> Assignment:
An identical copy of the records below is the expected result.

^^^^^^^^^^^^^^^^

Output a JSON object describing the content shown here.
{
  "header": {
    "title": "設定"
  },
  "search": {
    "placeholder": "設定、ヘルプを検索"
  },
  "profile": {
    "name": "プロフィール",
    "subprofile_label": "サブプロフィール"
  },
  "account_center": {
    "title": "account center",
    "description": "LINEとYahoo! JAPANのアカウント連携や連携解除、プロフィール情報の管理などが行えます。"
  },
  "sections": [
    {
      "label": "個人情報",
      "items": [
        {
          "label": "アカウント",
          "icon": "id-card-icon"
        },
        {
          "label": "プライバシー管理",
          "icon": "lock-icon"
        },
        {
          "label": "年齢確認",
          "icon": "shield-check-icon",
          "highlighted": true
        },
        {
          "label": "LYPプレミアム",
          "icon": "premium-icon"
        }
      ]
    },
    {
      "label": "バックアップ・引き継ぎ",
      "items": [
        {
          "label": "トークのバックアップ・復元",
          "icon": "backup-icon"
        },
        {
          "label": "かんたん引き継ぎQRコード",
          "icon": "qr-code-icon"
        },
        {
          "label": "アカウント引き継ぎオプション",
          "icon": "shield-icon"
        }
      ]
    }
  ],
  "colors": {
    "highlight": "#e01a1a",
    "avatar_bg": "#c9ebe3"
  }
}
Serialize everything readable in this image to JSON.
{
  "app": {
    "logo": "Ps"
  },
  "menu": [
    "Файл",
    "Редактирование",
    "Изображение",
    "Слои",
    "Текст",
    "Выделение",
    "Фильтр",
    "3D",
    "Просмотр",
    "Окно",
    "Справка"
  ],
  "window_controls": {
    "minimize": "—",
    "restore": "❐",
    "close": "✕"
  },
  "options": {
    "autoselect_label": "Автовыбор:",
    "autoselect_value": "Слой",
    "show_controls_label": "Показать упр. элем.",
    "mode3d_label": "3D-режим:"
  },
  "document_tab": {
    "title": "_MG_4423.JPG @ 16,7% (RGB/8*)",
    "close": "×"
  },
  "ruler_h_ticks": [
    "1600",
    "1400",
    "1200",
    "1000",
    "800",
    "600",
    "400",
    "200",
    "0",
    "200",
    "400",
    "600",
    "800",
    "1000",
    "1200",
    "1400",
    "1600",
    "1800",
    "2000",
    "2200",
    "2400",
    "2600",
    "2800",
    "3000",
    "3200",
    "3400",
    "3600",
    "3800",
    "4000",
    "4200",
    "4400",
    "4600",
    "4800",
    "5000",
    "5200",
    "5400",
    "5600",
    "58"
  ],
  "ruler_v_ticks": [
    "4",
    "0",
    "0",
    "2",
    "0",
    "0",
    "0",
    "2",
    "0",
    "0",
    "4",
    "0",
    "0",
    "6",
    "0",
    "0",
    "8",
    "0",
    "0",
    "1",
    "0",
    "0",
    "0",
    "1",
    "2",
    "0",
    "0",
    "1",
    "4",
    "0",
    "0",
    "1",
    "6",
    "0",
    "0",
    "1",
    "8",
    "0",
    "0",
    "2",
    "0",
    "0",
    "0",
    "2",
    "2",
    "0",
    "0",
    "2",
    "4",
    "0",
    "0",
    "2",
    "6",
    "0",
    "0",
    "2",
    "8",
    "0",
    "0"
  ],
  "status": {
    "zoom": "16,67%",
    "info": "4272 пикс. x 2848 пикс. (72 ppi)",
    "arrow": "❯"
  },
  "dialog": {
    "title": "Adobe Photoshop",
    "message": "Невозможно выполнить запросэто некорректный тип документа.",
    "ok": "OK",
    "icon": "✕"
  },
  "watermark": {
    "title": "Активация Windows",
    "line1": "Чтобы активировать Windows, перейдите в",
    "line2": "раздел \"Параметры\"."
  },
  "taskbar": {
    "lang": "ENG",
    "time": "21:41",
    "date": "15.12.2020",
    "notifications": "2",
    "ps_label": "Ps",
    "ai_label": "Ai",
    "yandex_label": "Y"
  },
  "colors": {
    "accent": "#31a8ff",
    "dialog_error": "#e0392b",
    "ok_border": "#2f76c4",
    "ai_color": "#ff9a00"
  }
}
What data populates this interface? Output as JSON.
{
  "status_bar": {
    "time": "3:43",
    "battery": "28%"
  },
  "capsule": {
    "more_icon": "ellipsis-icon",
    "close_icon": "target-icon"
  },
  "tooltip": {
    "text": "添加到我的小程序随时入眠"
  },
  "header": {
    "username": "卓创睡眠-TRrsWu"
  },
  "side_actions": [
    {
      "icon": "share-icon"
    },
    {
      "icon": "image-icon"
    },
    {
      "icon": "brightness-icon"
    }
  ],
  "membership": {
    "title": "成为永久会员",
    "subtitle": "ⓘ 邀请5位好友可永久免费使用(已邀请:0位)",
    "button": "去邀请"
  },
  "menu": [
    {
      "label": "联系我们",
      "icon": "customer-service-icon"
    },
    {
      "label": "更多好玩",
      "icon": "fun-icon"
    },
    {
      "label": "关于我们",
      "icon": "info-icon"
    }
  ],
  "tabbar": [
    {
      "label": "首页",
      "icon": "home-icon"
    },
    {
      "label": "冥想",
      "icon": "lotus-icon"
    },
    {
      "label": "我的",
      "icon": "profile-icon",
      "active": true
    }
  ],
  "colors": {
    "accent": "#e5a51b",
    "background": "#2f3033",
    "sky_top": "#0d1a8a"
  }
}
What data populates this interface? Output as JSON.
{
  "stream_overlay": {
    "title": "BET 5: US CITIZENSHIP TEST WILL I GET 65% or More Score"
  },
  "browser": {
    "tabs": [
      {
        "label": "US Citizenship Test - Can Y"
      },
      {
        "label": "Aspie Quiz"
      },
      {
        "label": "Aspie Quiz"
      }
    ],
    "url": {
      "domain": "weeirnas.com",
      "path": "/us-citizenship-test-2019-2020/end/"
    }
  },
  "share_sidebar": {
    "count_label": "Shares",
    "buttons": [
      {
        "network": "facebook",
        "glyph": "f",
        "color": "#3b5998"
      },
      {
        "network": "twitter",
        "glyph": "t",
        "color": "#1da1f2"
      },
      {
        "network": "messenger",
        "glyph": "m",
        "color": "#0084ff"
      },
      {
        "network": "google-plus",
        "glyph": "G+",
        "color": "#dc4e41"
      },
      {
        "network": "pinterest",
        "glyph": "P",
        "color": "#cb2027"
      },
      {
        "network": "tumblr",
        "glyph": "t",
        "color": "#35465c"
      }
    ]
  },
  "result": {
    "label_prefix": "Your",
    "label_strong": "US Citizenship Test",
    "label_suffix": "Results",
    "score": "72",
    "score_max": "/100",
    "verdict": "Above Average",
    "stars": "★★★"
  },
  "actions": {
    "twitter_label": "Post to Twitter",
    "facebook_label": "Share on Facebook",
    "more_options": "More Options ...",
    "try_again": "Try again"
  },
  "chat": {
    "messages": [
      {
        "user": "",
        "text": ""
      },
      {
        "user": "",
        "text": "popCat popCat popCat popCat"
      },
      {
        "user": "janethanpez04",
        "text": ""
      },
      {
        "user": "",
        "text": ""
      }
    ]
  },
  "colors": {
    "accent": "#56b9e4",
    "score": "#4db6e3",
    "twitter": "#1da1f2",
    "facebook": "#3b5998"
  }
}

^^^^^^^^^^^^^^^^

> Written response:
Output a JSON object describing the content shown here.
{
  "header": {
    "title": "設定"
  },
  "search": {
    "placeholder": "設定、ヘルプを検索"
  },
  "profile": {
    "name": "プロフィール",
    "subprofile_label": "サブプロフィール"
  },
  "account_center": {
    "title": "account center",
    "description": "LINEとYahoo! JAPANのアカウント連携や連携解除、プロフィール情報の管理などが行えます。"
  },
  "sections": [
    {
      "label": "個人情報",
      "items": [
        {
          "label": "アカウント",
          "icon": "id-card-icon"
        },
        {
          "label": "プライバシー管理",
          "icon": "lock-icon"
        },
        {
          "label": "年齢確認",
          "icon": "shield-check-icon",
          "highlighted": true
        },
        {
          "label": "LYPプレミアム",
          "icon": "premium-icon"
        }
      ]
    },
    {
      "label": "バックアップ・引き継ぎ",
      "items": [
        {
          "label": "トークのバックアップ・復元",
          "icon": "backup-icon"
        },
        {
          "label": "かんたん引き継ぎQRコード",
          "icon": "qr-code-icon"
        },
        {
          "label": "アカウント引き継ぎオプション",
          "icon": "shield-icon"
        }
      ]
    }
  ],
  "colors": {
    "highlight": "#e01a1a",
    "avatar_bg": "#c9ebe3"
  }
}
Serialize everything readable in this image to JSON.
{
  "app": {
    "logo": "Ps"
  },
  "menu": [
    "Файл",
    "Редактирование",
    "Изображение",
    "Слои",
    "Текст",
    "Выделение",
    "Фильтр",
    "3D",
    "Просмотр",
    "Окно",
    "Справка"
  ],
  "window_controls": {
    "minimize": "—",
    "restore": "❐",
    "close": "✕"
  },
  "options": {
    "autoselect_label": "Автовыбор:",
    "autoselect_value": "Слой",
    "show_controls_label": "Показать упр. элем.",
    "mode3d_label": "3D-режим:"
  },
  "document_tab": {
    "title": "_MG_4423.JPG @ 16,7% (RGB/8*)",
    "close": "×"
  },
  "ruler_h_ticks": [
    "1600",
    "1400",
    "1200",
    "1000",
    "800",
    "600",
    "400",
    "200",
    "0",
    "200",
    "400",
    "600",
    "800",
    "1000",
    "1200",
    "1400",
    "1600",
    "1800",
    "2000",
    "2200",
    "2400",
    "2600",
    "2800",
    "3000",
    "3200",
    "3400",
    "3600",
    "3800",
    "4000",
    "4200",
    "4400",
    "4600",
    "4800",
    "5000",
    "5200",
    "5400",
    "5600",
    "58"
  ],
  "ruler_v_ticks": [
    "4",
    "0",
    "0",
    "2",
    "0",
    "0",
    "0",
    "2",
    "0",
    "0",
    "4",
    "0",
    "0",
    "6",
    "0",
    "0",
    "8",
    "0",
    "0",
    "1",
    "0",
    "0",
    "0",
    "1",
    "2",
    "0",
    "0",
    "1",
    "4",
    "0",
    "0",
    "1",
    "6",
    "0",
    "0",
    "1",
    "8",
    "0",
    "0",
    "2",
    "0",
    "0",
    "0",
    "2",
    "2",
    "0",
    "0",
    "2",
    "4",
    "0",
    "0",
    "2",
    "6",
    "0",
    "0",
    "2",
    "8",
    "0",
    "0"
  ],
  "status": {
    "zoom": "16,67%",
    "info": "4272 пикс. x 2848 пикс. (72 ppi)",
    "arrow": "❯"
  },
  "dialog": {
    "title": "Adobe Photoshop",
    "message": "Невозможно выполнить запросэто некорректный тип документа.",
    "ok": "OK",
    "icon": "✕"
  },
  "watermark": {
    "title": "Активация Windows",
    "line1": "Чтобы активировать Windows, перейдите в",
    "line2": "раздел \"Параметры\"."
  },
  "taskbar": {
    "lang": "ENG",
    "time": "21:41",
    "date": "15.12.2020",
    "notifications": "2",
    "ps_label": "Ps",
    "ai_label": "Ai",
    "yandex_label": "Y"
  },
  "colors": {
    "accent": "#31a8ff",
    "dialog_error": "#e0392b",
    "ok_border": "#2f76c4",
    "ai_color": "#ff9a00"
  }
}
What data populates this interface? Output as JSON.
{
  "status_bar": {
    "time": "3:43",
    "battery": "28%"
  },
  "capsule": {
    "more_icon": "ellipsis-icon",
    "close_icon": "target-icon"
  },
  "tooltip": {
    "text": "添加到我的小程序随时入眠"
  },
  "header": {
    "username": "卓创睡眠-TRrsWu"
  },
  "side_actions": [
    {
      "icon": "share-icon"
    },
    {
      "icon": "image-icon"
    },
    {
      "icon": "brightness-icon"
    }
  ],
  "membership": {
    "title": "成为永久会员",
    "subtitle": "ⓘ 邀请5位好友可永久免费使用(已邀请:0位)",
    "button": "去邀请"
  },
  "menu": [
    {
      "label": "联系我们",
      "icon": "customer-service-icon"
    },
    {
      "label": "更多好玩",
      "icon": "fun-icon"
    },
    {
      "label": "关于我们",
      "icon": "info-icon"
    }
  ],
  "tabbar": [
    {
      "label": "首页",
      "icon": "home-icon"
    },
    {
      "label": "冥想",
      "icon": "lotus-icon"
    },
    {
      "label": "我的",
      "icon": "profile-icon",
      "active": true
    }
  ],
  "colors": {
    "accent": "#e5a51b",
    "background": "#2f3033",
    "sky_top": "#0d1a8a"
  }
}
What data populates this interface? Output as JSON.
{
  "stream_overlay": {
    "title": "BET 5: US CITIZENSHIP TEST WILL I GET 65% or More Score"
  },
  "browser": {
    "tabs": [
      {
        "label": "US Citizenship Test - Can Y"
      },
      {
        "label": "Aspie Quiz"
      },
      {
        "label": "Aspie Quiz"
      }
    ],
    "url": {
      "domain": "weeirnas.com",
      "path": "/us-citizenship-test-2019-2020/end/"
    }
  },
  "share_sidebar": {
    "count_label": "Shares",
    "buttons": [
      {
        "network": "facebook",
        "glyph": "f",
        "color": "#3b5998"
      },
      {
        "network": "twitter",
        "glyph": "t",
        "color": "#1da1f2"
      },
      {
        "network": "messenger",
        "glyph": "m",
        "color": "#0084ff"
      },
      {
        "network": "google-plus",
        "glyph": "G+",
        "color": "#dc4e41"
      },
      {
        "network": "pinterest",
        "glyph": "P",
        "color": "#cb2027"
      },
      {
        "network": "tumblr",
        "glyph": "t",
        "color": "#35465c"
      }
    ]
  },
  "result": {
    "label_prefix": "Your",
    "label_strong": "US Citizenship Test",
    "label_suffix": "Results",
    "score": "72",
    "score_max": "/100",
    "verdict": "Above Average",
    "stars": "★★★"
  },
  "actions": {
    "twitter_label": "Post to Twitter",
    "facebook_label": "Share on Facebook",
    "more_options": "More Options ...",
    "try_again": "Try again"
  },
  "chat": {
    "messages": [
      {
        "user": "",
        "text": ""
      },
      {
        "user": "",
        "text": "popCat popCat popCat popCat"
      },
      {
        "user": "janethanpez04",
        "text": ""
      },
      {
        "user": "",
        "text": ""
      }
    ]
  },
  "colors": {
    "accent": "#56b9e4",
    "score": "#4db6e3",
    "twitter": "#1da1f2",
    "facebook": "#3b5998"
  }
}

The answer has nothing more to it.